Monday, 22 December 2014

One person's relief is another person's burden

In an article in the Jamaica Gleaner on December 19 titled "Restore Junior Market Incentives To Spur Growth", reporter Avia Collinder presents Jamaica Stock Exchange (JSE) head Marlene Street Forrest's views on the need to retain the tax incentives offered to companies that list with the JSE Junior Market.

Street Forrest says “the Junior Market incentive drives small and medium-size companies to list”. The question I would like answered is, what benefit is derived by the economy as a whole from these companies receiving preferential treatment? If the Junior Market fails to attract listings purely because of the withdrawal of the tax incentive, then doesn’t that raise the question of what benefit listed companies enjoy, other than the tax incentive?

It seems to me that’s the question that the JSE should be seeking to answer. If the only way I could get a new customer to buy insurance was by giving away a tank of gas, I really, really need to re-examine the value of the product I’m selling.

Street Forrest’s argument as presented in the report rests almost solely on the basis of examples of listed companies that have had good results, or increased productive capacity. This is a specious argument, because:

  • This is likely to be a biased sample. Only well-managed companies (whom we expect to out-perform their competition anyway) are likely to qualify to list. It does not follow that listing causes better performance.
  • Even if listing does lead to better performance, you need to isolate and discount the benefit derived from the tax incentive, otherwise you have proved nothing about the benefit of listing other than the incentive.
  • Rather than hand-selected anecdotes, I would like to see an economist’s quantitative analysis of the relative performance of listing versus remaining private, alongside a qualitative assessment of the non-tax related benefits (and let's not forget to account for the costs that result from non-incentivised companies having a higher tax rate to pay for the fortunate few).
Every tax incentive that is applied selectively has the potential to give advantage to one group at the expense of another. Governments should only consider such arrangements when an overwhelming case can be made that the result is a significantly positive effect for the economy as a whole, and not just for the advantaged group.

Thursday, 25 September 2014

Sales or Service - A Genius's Perspective

There's an interview with two Apple Geniuses that I read recently at

As most of you probably know, Genius is Apple's name for the support guys ​in the Apple Store who help customers with problems that they are having with their devices.

The whole interview is interesting, but there were a couple of things that really caught my attention:

Tim: When you are a Genius, you are sent out to Apple corporate for three weeks of training. The first week is basic troubleshooting. The second week is all customer interactions, how you should talk to them and listen to them. I think that’s the most important part. The third week is when you fix devices.

Greg: Training is much more focused on how to position information and ask questions. There’s lots of asking permission, being empathetic, and trying to align with people.
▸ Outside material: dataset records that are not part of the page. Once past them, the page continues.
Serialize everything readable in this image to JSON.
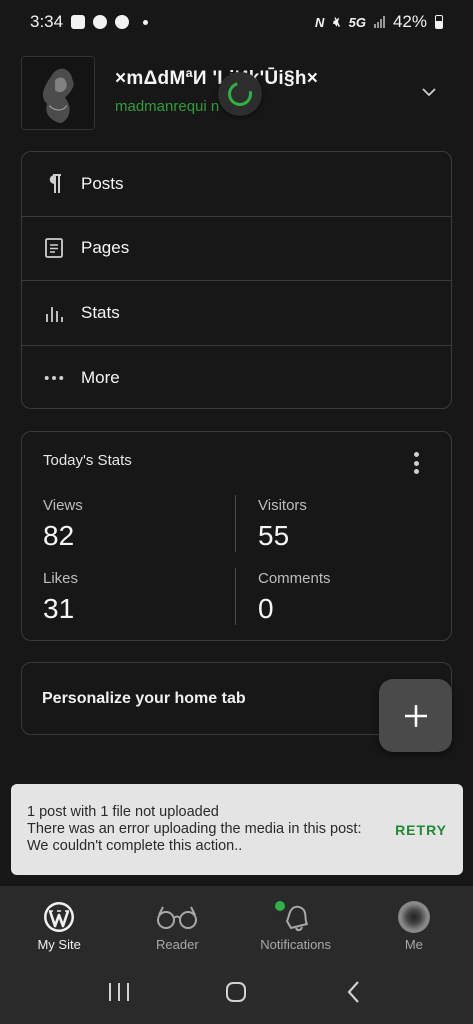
{
  "status_bar": {
    "time": "3:34",
    "network": "5G",
    "battery": "42%"
  },
  "site": {
    "title": "×mΔdMªИ    'LiИk'Ūi§h×",
    "url": "madmanrequi         n"
  },
  "menu": {
    "items": [
      {
        "label": "Posts",
        "icon": "paragraph-icon"
      },
      {
        "label": "Pages",
        "icon": "page-icon"
      },
      {
        "label": "Stats",
        "icon": "stats-icon"
      },
      {
        "label": "More",
        "icon": "more-dots-icon"
      }
    ]
  },
  "stats": {
    "title": "Today's Stats",
    "items": [
      {
        "label": "Views",
        "value": "82"
      },
      {
        "label": "Visitors",
        "value": "55"
      },
      {
        "label": "Likes",
        "value": "31"
      },
      {
        "label": "Comments",
        "value": "0"
      }
    ]
  },
  "personalize": {
    "label": "Personalize your home tab"
  },
  "snackbar": {
    "message": "1 post with 1 file not uploaded\nThere was an error uploading the media in this post: We couldn't complete this action..",
    "line1": "1 post with 1 file not uploaded",
    "line2": "There was an error uploading the media in this post: We couldn't complete this action..",
    "action": "RETRY"
  },
  "bottom_nav": {
    "items": [
      {
        "label": "My Site",
        "icon": "wordpress-icon",
        "active": true
      },
      {
        "label": "Reader",
        "icon": "glasses-icon",
        "active": false
      },
      {
        "label": "Notifications",
        "icon": "bell-icon",
        "active": false
      },
      {
        "label": "Me",
        "icon": "avatar",
        "active": false
      }
    ]
  },
  "colors": {
    "background": "#171717",
    "accent_green": "#2eb146",
    "link_green": "#2e9c3b",
    "border": "#3a3a3a",
    "nav_bg": "#2a2a2a",
    "snackbar_bg": "#e4e4e4"
  }
}
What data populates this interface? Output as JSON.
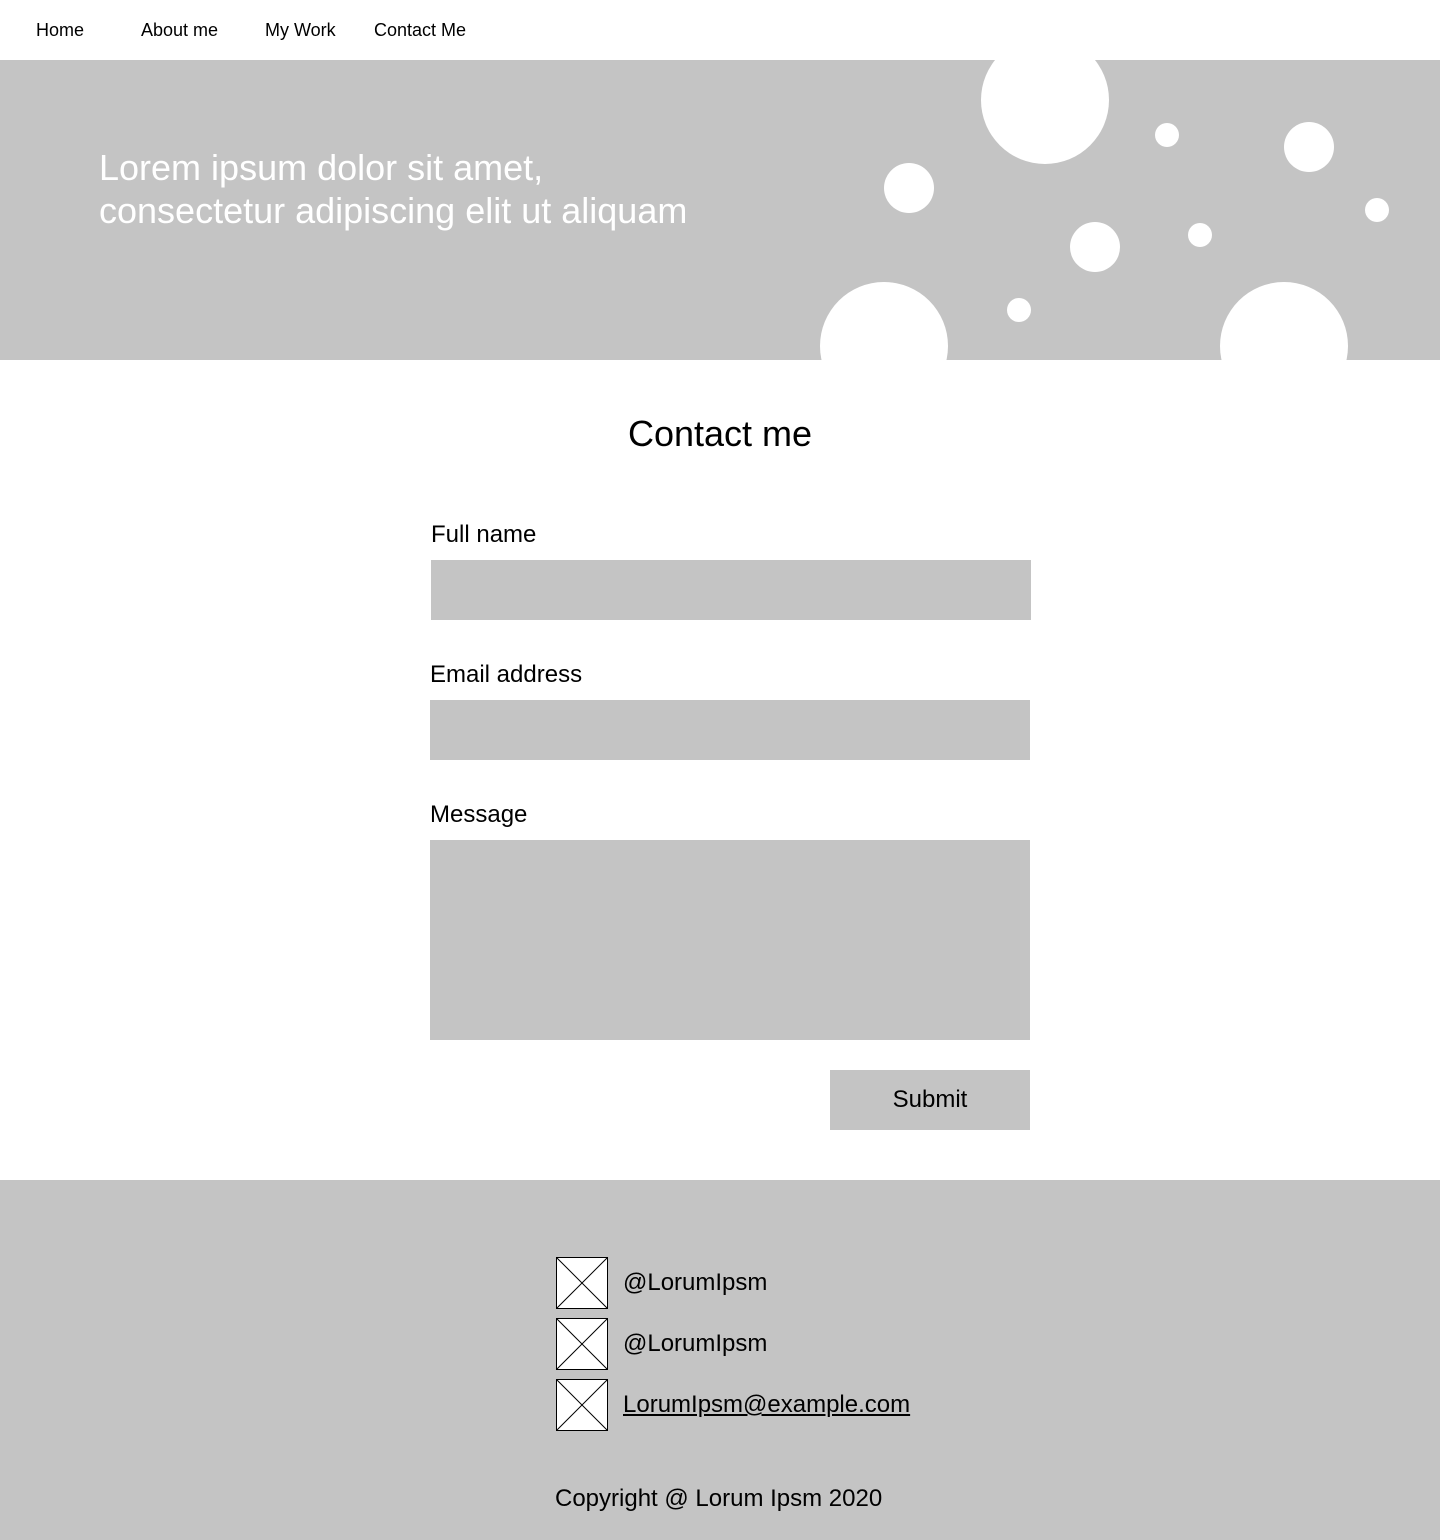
{
  "nav": {
    "items": [
      {
        "label": "Home"
      },
      {
        "label": "About me"
      },
      {
        "label": "My Work"
      },
      {
        "label": "Contact Me"
      }
    ]
  },
  "hero": {
    "line1": "Lorem ipsum dolor sit amet,",
    "line2": "consectetur adipiscing elit ut aliquam",
    "background_color": "#c4c4c4",
    "bubble_color": "#ffffff"
  },
  "contact": {
    "title": "Contact me",
    "full_name_label": "Full name",
    "full_name_value": "",
    "email_label": "Email address",
    "email_value": "",
    "message_label": "Message",
    "message_value": "",
    "submit_label": "Submit"
  },
  "footer": {
    "socials": [
      {
        "icon": "image-placeholder-icon",
        "text": "@LorumIpsm"
      },
      {
        "icon": "image-placeholder-icon",
        "text": "@LorumIpsm"
      },
      {
        "icon": "image-placeholder-icon",
        "text": "LorumIpsm@example.com"
      }
    ],
    "copyright": "Copyright @ Lorum Ipsm 2020"
  },
  "colors": {
    "placeholder_gray": "#c4c4c4",
    "text": "#000000",
    "hero_text": "#ffffff"
  }
}
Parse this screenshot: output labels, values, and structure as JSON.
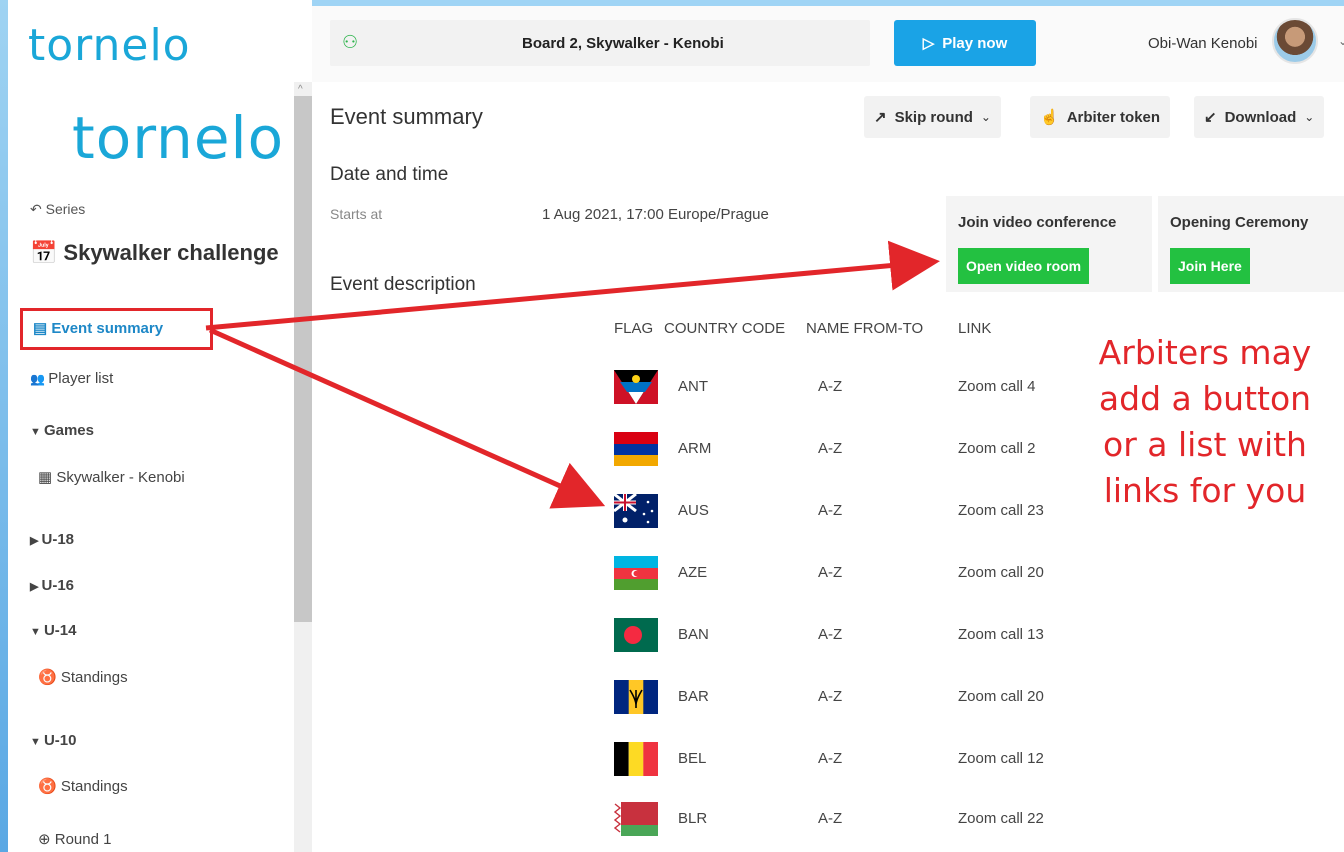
{
  "app": {
    "brand": "tornelo",
    "accent_color": "#1aa7d8"
  },
  "topbar": {
    "board_label": "Board 2, Skywalker - Kenobi",
    "board_icon": "players-icon",
    "play_label": "Play now",
    "user_name": "Obi-Wan Kenobi"
  },
  "sidebar": {
    "series_label": "Series",
    "event_name": "Skywalker challenge",
    "items": [
      {
        "label": "Event summary",
        "icon": "list-icon",
        "active": true
      },
      {
        "label": "Player list",
        "icon": "people-icon"
      },
      {
        "label": "Games",
        "icon": "triangle-down"
      },
      {
        "label": "Skywalker - Kenobi",
        "icon": "chessboard-icon"
      },
      {
        "label": "U-18",
        "icon": "triangle-right"
      },
      {
        "label": "U-16",
        "icon": "triangle-right"
      },
      {
        "label": "U-14",
        "icon": "triangle-down"
      },
      {
        "label": "Standings",
        "icon": "medal-icon"
      },
      {
        "label": "U-10",
        "icon": "triangle-down"
      },
      {
        "label": "Standings",
        "icon": "medal-icon"
      },
      {
        "label": "Round 1",
        "icon": "round-icon"
      }
    ]
  },
  "main": {
    "title": "Event summary",
    "toolbar": {
      "skip_round": "Skip round",
      "arbiter_token": "Arbiter token",
      "download": "Download"
    },
    "date_section": "Date and time",
    "starts_label": "Starts at",
    "starts_value": "1 Aug 2021, 17:00 Europe/Prague",
    "description_section": "Event description",
    "video_cards": [
      {
        "title": "Join video conference",
        "button": "Open video room"
      },
      {
        "title": "Opening Ceremony",
        "button": "Join Here"
      }
    ],
    "table": {
      "headers": [
        "FLAG",
        "COUNTRY CODE",
        "NAME FROM-TO",
        "LINK"
      ],
      "rows": [
        {
          "code": "ANT",
          "range": "A-Z",
          "link": "Zoom call 4"
        },
        {
          "code": "ARM",
          "range": "A-Z",
          "link": "Zoom call 2"
        },
        {
          "code": "AUS",
          "range": "A-Z",
          "link": "Zoom call 23"
        },
        {
          "code": "AZE",
          "range": "A-Z",
          "link": "Zoom call 20"
        },
        {
          "code": "BAN",
          "range": "A-Z",
          "link": "Zoom call 13"
        },
        {
          "code": "BAR",
          "range": "A-Z",
          "link": "Zoom call 20"
        },
        {
          "code": "BEL",
          "range": "A-Z",
          "link": "Zoom call 12"
        },
        {
          "code": "BLR",
          "range": "A-Z",
          "link": "Zoom call 22"
        }
      ]
    }
  },
  "annotation": {
    "lines": [
      "Arbiters may",
      "add a button",
      "or a list with",
      "links for you"
    ],
    "color": "#e2262a"
  }
}
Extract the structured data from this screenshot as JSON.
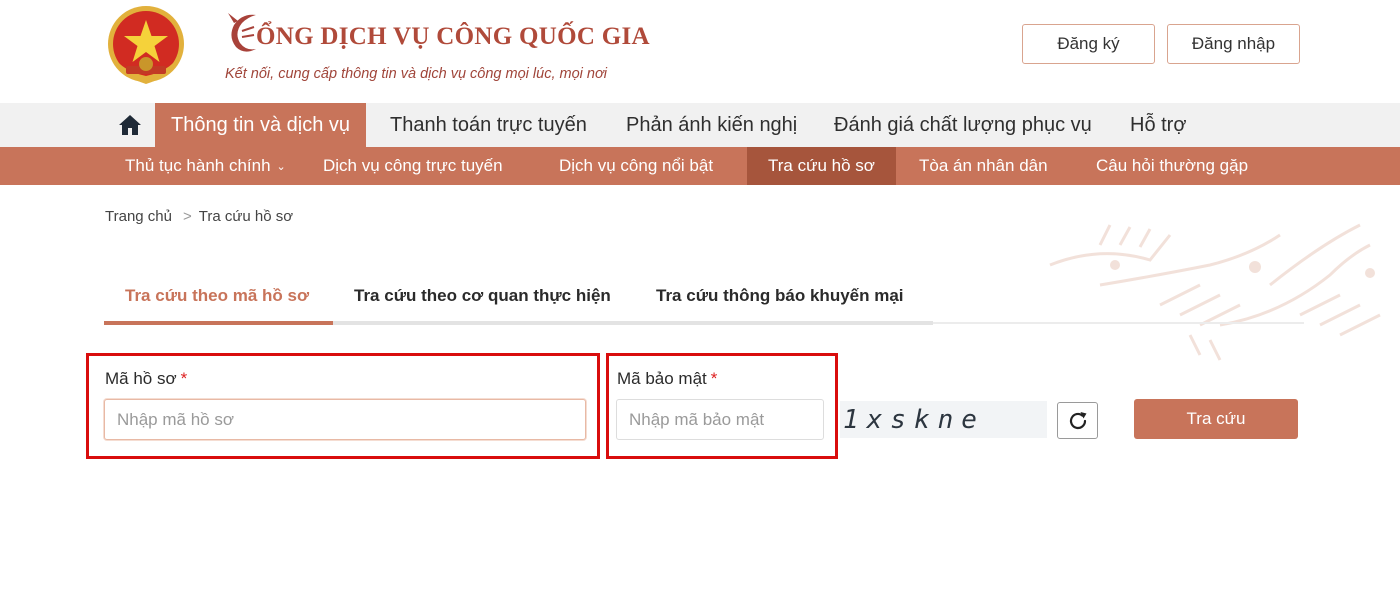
{
  "header": {
    "site_title": "CỔNG DỊCH VỤ CÔNG QUỐC GIA",
    "title_first_letter": "C",
    "title_rest": "ỔNG DỊCH VỤ CÔNG QUỐC GIA",
    "tagline": "Kết nối, cung cấp thông tin và dịch vụ công mọi lúc, mọi nơi",
    "register_label": "Đăng ký",
    "login_label": "Đăng nhập"
  },
  "main_nav": {
    "items": [
      {
        "label": "Thông tin và dịch vụ",
        "active": true
      },
      {
        "label": "Thanh toán trực tuyến"
      },
      {
        "label": "Phản ánh kiến nghị"
      },
      {
        "label": "Đánh giá chất lượng phục vụ"
      },
      {
        "label": "Hỗ trợ"
      }
    ]
  },
  "sub_nav": {
    "items": [
      {
        "label": "Thủ tục hành chính"
      },
      {
        "label": "Dịch vụ công trực tuyến"
      },
      {
        "label": "Dịch vụ công nổi bật"
      },
      {
        "label": "Tra cứu hồ sơ",
        "active": true
      },
      {
        "label": "Tòa án nhân dân"
      },
      {
        "label": "Câu hỏi thường gặp"
      }
    ]
  },
  "breadcrumb": {
    "home": "Trang chủ",
    "separator": ">",
    "current": "Tra cứu hồ sơ"
  },
  "tabs": [
    {
      "label": "Tra cứu theo mã hồ sơ",
      "active": true
    },
    {
      "label": "Tra cứu theo cơ quan thực hiện"
    },
    {
      "label": "Tra cứu thông báo khuyến mại"
    }
  ],
  "form": {
    "ma_ho_so_label": "Mã hồ sơ",
    "ma_ho_so_placeholder": "Nhập mã hồ sơ",
    "ma_bao_mat_label": "Mã bảo mật",
    "ma_bao_mat_placeholder": "Nhập mã bảo mật",
    "required_mark": "*",
    "captcha_text": "1xskne",
    "search_button": "Tra cứu"
  },
  "colors": {
    "accent": "#c8745a",
    "accent_dark": "#a6553c",
    "highlight_border": "#d90d0d",
    "brand_red": "#b04a3a"
  },
  "icons": {
    "home": "home-icon",
    "refresh": "refresh-icon",
    "emblem": "national-emblem-icon",
    "chevron": "chevron-down-icon"
  }
}
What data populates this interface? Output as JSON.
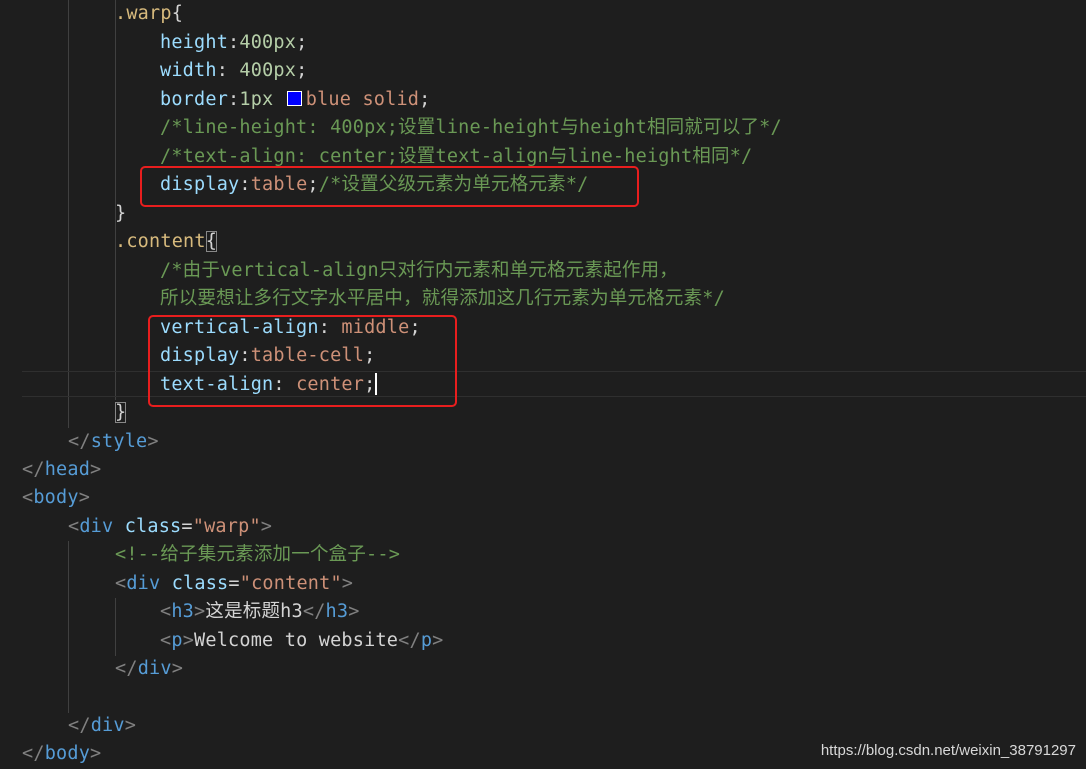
{
  "colors": {
    "background": "#1e1e1e",
    "selector": "#d7ba7d",
    "property": "#9cdcfe",
    "number": "#b5cea8",
    "string": "#ce9178",
    "comment": "#6a9955",
    "tag": "#569cd6",
    "highlight_box": "#e81e1e"
  },
  "code": {
    "warp_selector": ".warp",
    "open_brace": "{",
    "close_brace": "}",
    "height_prop": "height",
    "height_val": "400px",
    "width_prop": "width",
    "width_val": "400px",
    "border_prop": "border",
    "border_width": "1px",
    "border_color": "blue",
    "border_style": "solid",
    "comment_line_height": "/*line-height: 400px;设置line-height与height相同就可以了*/",
    "comment_text_align": "/*text-align: center;设置text-align与line-height相同*/",
    "display_prop": "display",
    "display_table_val": "table",
    "comment_display_table": "/*设置父级元素为单元格元素*/",
    "content_selector": ".content",
    "comment_vertical_1": "/*由于vertical-align只对行内元素和单元格元素起作用，",
    "comment_vertical_2": "所以要想让多行文字水平居中，就得添加这几行元素为单元格元素*/",
    "vertical_align_prop": "vertical-align",
    "vertical_align_val": "middle",
    "display_cell_val": "table-cell",
    "text_align_prop": "text-align",
    "text_align_val": "center",
    "style_tag": "style",
    "head_tag": "head",
    "body_tag": "body",
    "div_tag": "div",
    "class_attr": "class",
    "warp_class_value": "\"warp\"",
    "html_comment": "<!--给子集元素添加一个盒子-->",
    "content_class_value": "\"content\"",
    "h3_tag": "h3",
    "h3_text": "这是标题h3",
    "p_tag": "p",
    "p_text": "Welcome to website"
  },
  "watermark": "https://blog.csdn.net/weixin_38791297"
}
So, you’re not just saying, “This is broken. It costs this much to repair.”​

 ​It is clear that Apple spends a lot of training time emphasizing how the Geniuses talk to customers. I think that's because they understand that while you can look up technical issues in a manual, communicating effectively is something that you have to know how to do. And if you don't Apple teaches you.

The second pair of comments that caught my eye was:

Greg: I find that one of the reasons people tend to like the Genius Bar is that we’re honest. If you don’t need a new OS upgrade, I’ll tell you.

Tim: Your job isn’t meant to make money. Your job is to make sure the customer leaves knowing they can have complete trust in Apple.​

That last one in particular is pretty powerful. It is such a clear statement that the relationship with the customer is worth more than the value of a single transaction.

Sunday, 22 June 2014

Goals and randomness at the World Cup

All those reporters theorising about the reasons for the plethora of goals in the 2014 World Cup should stop comparing only with "the last world cup" which happened to have the 2nd lowest goal per game average ever (2.27 to 1990's 2.21), and is 20% lower than the overall average. Against that overall average, 2014 is running at close to par. Admittedly the average was 4.25 from 1930-1958, and only 2.57 from 1962 on. So 2014 is running about 12% higher than the 'modern' average. (I'm getting these stats from a very nice visualisation put up by The Economist)

This could just be randomness. I just flipped a virtual coin 100 times at The first 10 flips had 8 tails & 2 heads. The last 10 had 6 heads & 2 tails.


Sweet fanny adams. Just like all those articles.